[Supplied data Boundary: Start]
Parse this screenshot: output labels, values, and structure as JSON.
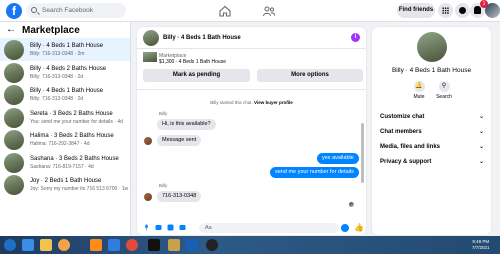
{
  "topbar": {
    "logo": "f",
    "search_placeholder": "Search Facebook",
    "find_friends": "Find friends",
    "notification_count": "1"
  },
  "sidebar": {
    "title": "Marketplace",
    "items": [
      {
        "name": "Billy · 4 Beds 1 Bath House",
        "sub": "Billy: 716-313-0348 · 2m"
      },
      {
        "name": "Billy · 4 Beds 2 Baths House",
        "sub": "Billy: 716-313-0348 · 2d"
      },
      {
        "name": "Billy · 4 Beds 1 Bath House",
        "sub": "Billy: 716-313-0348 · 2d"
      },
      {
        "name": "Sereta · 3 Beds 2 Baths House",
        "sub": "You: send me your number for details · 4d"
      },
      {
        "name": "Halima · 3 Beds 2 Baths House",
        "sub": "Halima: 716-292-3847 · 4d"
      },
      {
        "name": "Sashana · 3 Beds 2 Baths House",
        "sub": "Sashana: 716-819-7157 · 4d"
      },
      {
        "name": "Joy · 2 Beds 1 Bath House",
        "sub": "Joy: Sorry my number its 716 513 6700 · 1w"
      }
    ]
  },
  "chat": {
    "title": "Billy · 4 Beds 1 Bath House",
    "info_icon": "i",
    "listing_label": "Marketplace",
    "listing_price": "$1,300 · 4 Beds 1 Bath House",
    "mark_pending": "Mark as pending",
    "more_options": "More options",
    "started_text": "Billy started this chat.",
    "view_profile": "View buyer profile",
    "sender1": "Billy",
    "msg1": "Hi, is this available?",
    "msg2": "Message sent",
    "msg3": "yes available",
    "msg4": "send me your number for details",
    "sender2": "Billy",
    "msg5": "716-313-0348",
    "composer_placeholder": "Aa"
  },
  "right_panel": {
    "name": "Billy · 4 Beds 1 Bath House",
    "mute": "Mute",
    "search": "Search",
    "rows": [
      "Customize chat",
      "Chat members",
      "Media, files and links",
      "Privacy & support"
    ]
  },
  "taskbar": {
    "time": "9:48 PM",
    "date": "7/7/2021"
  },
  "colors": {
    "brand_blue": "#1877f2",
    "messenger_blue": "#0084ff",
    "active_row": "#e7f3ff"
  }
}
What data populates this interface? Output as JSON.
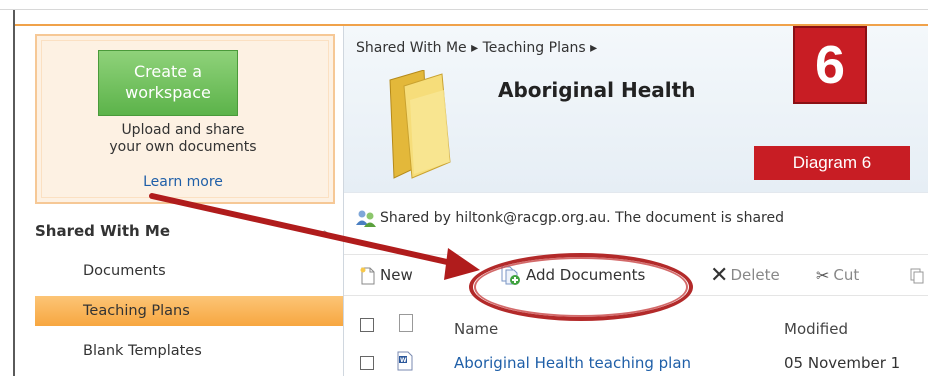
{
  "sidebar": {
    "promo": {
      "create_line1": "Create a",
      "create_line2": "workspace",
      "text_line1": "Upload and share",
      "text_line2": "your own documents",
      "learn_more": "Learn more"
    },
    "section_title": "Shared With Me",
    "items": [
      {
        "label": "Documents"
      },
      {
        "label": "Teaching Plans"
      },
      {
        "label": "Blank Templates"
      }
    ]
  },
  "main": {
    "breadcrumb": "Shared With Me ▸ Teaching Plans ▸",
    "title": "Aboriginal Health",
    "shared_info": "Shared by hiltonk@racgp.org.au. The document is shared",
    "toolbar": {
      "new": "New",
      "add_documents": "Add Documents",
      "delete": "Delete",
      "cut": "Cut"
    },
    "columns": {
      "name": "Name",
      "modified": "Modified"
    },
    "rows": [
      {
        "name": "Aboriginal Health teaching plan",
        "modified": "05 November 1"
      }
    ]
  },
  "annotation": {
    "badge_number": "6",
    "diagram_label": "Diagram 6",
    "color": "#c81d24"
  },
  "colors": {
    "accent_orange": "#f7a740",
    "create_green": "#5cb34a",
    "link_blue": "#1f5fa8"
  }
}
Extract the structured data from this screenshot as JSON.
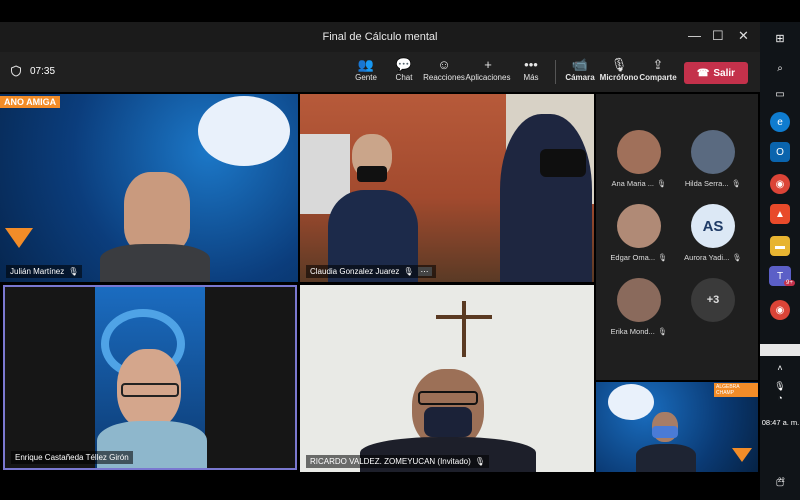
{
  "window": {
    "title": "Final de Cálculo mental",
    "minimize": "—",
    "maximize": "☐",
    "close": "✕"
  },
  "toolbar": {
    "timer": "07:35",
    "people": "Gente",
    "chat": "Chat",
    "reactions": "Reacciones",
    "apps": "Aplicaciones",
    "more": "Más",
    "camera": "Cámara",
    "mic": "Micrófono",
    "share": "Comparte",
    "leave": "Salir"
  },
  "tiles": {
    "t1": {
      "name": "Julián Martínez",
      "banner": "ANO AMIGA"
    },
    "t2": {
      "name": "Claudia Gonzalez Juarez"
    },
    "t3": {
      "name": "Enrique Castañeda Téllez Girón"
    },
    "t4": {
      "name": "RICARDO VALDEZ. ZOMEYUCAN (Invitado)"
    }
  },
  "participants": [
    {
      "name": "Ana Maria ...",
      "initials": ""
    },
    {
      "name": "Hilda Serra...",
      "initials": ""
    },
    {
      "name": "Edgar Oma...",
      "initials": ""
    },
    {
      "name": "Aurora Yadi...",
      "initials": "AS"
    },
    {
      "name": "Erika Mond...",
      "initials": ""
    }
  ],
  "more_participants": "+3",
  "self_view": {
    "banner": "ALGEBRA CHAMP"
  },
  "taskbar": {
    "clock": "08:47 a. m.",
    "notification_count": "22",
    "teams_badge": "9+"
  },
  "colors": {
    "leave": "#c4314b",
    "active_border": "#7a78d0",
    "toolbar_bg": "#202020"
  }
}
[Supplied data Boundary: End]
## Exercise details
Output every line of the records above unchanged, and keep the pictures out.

## Worked solution
Parse this screenshot: output labels, values, and structure as JSON.
{
  "topbar": {
    "logo": "f",
    "search_placeholder": "Search Facebook",
    "find_friends": "Find friends",
    "notification_count": "1"
  },
  "sidebar": {
    "title": "Marketplace",
    "items": [
      {
        "name": "Billy · 4 Beds 1 Bath House",
        "sub": "Billy: 716-313-0348 · 2m"
      },
      {
        "name": "Billy · 4 Beds 2 Baths House",
        "sub": "Billy: 716-313-0348 · 2d"
      },
      {
        "name": "Billy · 4 Beds 1 Bath House",
        "sub": "Billy: 716-313-0348 · 2d"
      },
      {
        "name": "Sereta · 3 Beds 2 Baths House",
        "sub": "You: send me your number for details · 4d"
      },
      {
        "name": "Halima · 3 Beds 2 Baths House",
        "sub": "Halima: 716-292-3847 · 4d"
      },
      {
        "name": "Sashana · 3 Beds 2 Baths House",
        "sub": "Sashana: 716-819-7157 · 4d"
      },
      {
        "name": "Joy · 2 Beds 1 Bath House",
        "sub": "Joy: Sorry my number its 716 513 6700 · 1w"
      }
    ]
  },
  "chat": {
    "title": "Billy · 4 Beds 1 Bath House",
    "info_icon": "i",
    "listing_label": "Marketplace",
    "listing_price": "$1,300 · 4 Beds 1 Bath House",
    "mark_pending": "Mark as pending",
    "more_options": "More options",
    "started_text": "Billy started this chat.",
    "view_profile": "View buyer profile",
    "sender1": "Billy",
    "msg1": "Hi, is this available?",
    "msg2": "Message sent",
    "msg3": "yes available",
    "msg4": "send me your number for details",
    "sender2": "Billy",
    "msg5": "716-313-0348",
    "composer_placeholder": "Aa"
  },
  "right_panel": {
    "name": "Billy · 4 Beds 1 Bath House",
    "mute": "Mute",
    "search": "Search",
    "rows": [
      "Customize chat",
      "Chat members",
      "Media, files and links",
      "Privacy & support"
    ]
  },
  "taskbar": {
    "time": "9:48 PM",
    "date": "7/7/2021"
  },
  "colors": {
    "brand_blue": "#1877f2",
    "messenger_blue": "#0084ff",
    "active_row": "#e7f3ff"
  }
}
What data populates this interface? Output as JSON.
{
  "sidebar": {
    "promo": {
      "create_line1": "Create a",
      "create_line2": "workspace",
      "text_line1": "Upload and share",
      "text_line2": "your own documents",
      "learn_more": "Learn more"
    },
    "section_title": "Shared With Me",
    "items": [
      {
        "label": "Documents"
      },
      {
        "label": "Teaching Plans"
      },
      {
        "label": "Blank Templates"
      }
    ]
  },
  "main": {
    "breadcrumb": "Shared With Me ▸ Teaching Plans ▸",
    "title": "Aboriginal Health",
    "shared_info": "Shared by hiltonk@racgp.org.au. The document is shared",
    "toolbar": {
      "new": "New",
      "add_documents": "Add Documents",
      "delete": "Delete",
      "cut": "Cut"
    },
    "columns": {
      "name": "Name",
      "modified": "Modified"
    },
    "rows": [
      {
        "name": "Aboriginal Health teaching plan",
        "modified": "05 November 1"
      }
    ]
  },
  "annotation": {
    "badge_number": "6",
    "diagram_label": "Diagram 6",
    "color": "#c81d24"
  },
  "colors": {
    "accent_orange": "#f7a740",
    "create_green": "#5cb34a",
    "link_blue": "#1f5fa8"
  }
}
Extract the structured data from this screenshot as JSON.
{
  "window": {
    "title": "Final de Cálculo mental",
    "minimize": "—",
    "maximize": "☐",
    "close": "✕"
  },
  "toolbar": {
    "timer": "07:35",
    "people": "Gente",
    "chat": "Chat",
    "reactions": "Reacciones",
    "apps": "Aplicaciones",
    "more": "Más",
    "camera": "Cámara",
    "mic": "Micrófono",
    "share": "Comparte",
    "leave": "Salir"
  },
  "tiles": {
    "t1": {
      "name": "Julián Martínez",
      "banner": "ANO AMIGA"
    },
    "t2": {
      "name": "Claudia Gonzalez Juarez"
    },
    "t3": {
      "name": "Enrique Castañeda Téllez Girón"
    },
    "t4": {
      "name": "RICARDO VALDEZ. ZOMEYUCAN (Invitado)"
    }
  },
  "participants": [
    {
      "name": "Ana Maria ...",
      "initials": ""
    },
    {
      "name": "Hilda Serra...",
      "initials": ""
    },
    {
      "name": "Edgar Oma...",
      "initials": ""
    },
    {
      "name": "Aurora Yadi...",
      "initials": "AS"
    },
    {
      "name": "Erika Mond...",
      "initials": ""
    }
  ],
  "more_participants": "+3",
  "self_view": {
    "banner": "ALGEBRA CHAMP"
  },
  "taskbar": {
    "clock": "08:47 a. m.",
    "notification_count": "22",
    "teams_badge": "9+"
  },
  "colors": {
    "leave": "#c4314b",
    "active_border": "#7a78d0",
    "toolbar_bg": "#202020"
  }
}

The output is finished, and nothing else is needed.